On Friday morning, March 13th, we found out our school would be closed for one week. By 2:30, it was determined we’d be closed for 3 weeks plus spring break totaling one month. At the end of the day, I excused my students. Parents were waiting outside of our classroom door. Things were a little awkward. I didn’t know what to say to them. At that moment, I felt like I had let them down. Both my students and their parents.
We, as elementary teachers, are trusted to watch 20, 25, 30 students each and everyday. We are here to teach and provide a safe place for students to be watched over while their parents go to work to pay the bills and to keep our economy moving. But on this day, we opened our doors, excused our students, and took away that place for parents to send their kids while they worried about how they would work when their kids had no place to go.
It was something we had to do, and it was a very difficult decision.
So, teachers returned on Monday to make a plan. Today, Tuesday, we’re working from home. Since we’re not a 1:1 classroom, we’re sending home packets and communicating with parents through email.
And like that. . . I began to miss my students. I began to miss those stories you ask them to tell you quickly so you can get backed to the millions of other things you need to do.
This morning I emailed parents and let them know that if their kids want to tell me anything they can email me and I’ll write back. And so they did.
The first email left me in tears. Not because it was sad, but because I could picture my student telling me this story. She’d have a big smile on her face. She would tell me how the leprechaun visited her, made a mess, and left gold chocolate coins. Another student let me know he jumped in puddles on this rainy day.

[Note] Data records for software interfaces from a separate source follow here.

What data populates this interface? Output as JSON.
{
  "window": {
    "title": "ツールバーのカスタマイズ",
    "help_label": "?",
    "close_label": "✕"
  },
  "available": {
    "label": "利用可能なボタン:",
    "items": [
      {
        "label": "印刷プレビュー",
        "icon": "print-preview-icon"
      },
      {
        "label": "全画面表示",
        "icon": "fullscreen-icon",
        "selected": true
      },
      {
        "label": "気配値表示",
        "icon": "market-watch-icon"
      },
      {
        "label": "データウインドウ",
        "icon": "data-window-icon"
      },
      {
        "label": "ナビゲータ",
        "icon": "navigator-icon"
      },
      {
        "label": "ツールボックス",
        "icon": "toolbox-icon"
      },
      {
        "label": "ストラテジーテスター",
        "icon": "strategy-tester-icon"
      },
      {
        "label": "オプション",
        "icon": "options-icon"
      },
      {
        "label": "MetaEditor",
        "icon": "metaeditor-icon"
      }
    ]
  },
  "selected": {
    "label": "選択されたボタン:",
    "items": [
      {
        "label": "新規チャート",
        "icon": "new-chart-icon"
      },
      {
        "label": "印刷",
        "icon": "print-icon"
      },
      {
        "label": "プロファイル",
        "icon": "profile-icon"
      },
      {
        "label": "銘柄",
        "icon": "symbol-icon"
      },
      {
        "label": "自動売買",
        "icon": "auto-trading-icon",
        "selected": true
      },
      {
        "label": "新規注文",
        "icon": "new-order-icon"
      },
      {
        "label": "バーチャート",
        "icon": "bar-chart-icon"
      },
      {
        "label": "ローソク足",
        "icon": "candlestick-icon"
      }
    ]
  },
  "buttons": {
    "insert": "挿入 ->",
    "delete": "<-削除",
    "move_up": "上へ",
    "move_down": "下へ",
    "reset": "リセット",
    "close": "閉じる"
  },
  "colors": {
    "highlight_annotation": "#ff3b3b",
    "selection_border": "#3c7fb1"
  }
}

Only two days in and I’ve learned how much I miss those stories that sometimes take for-ev-er to tell. I’ve learned that I want to hear them and that from now on, I’ll block out the noise and just listen.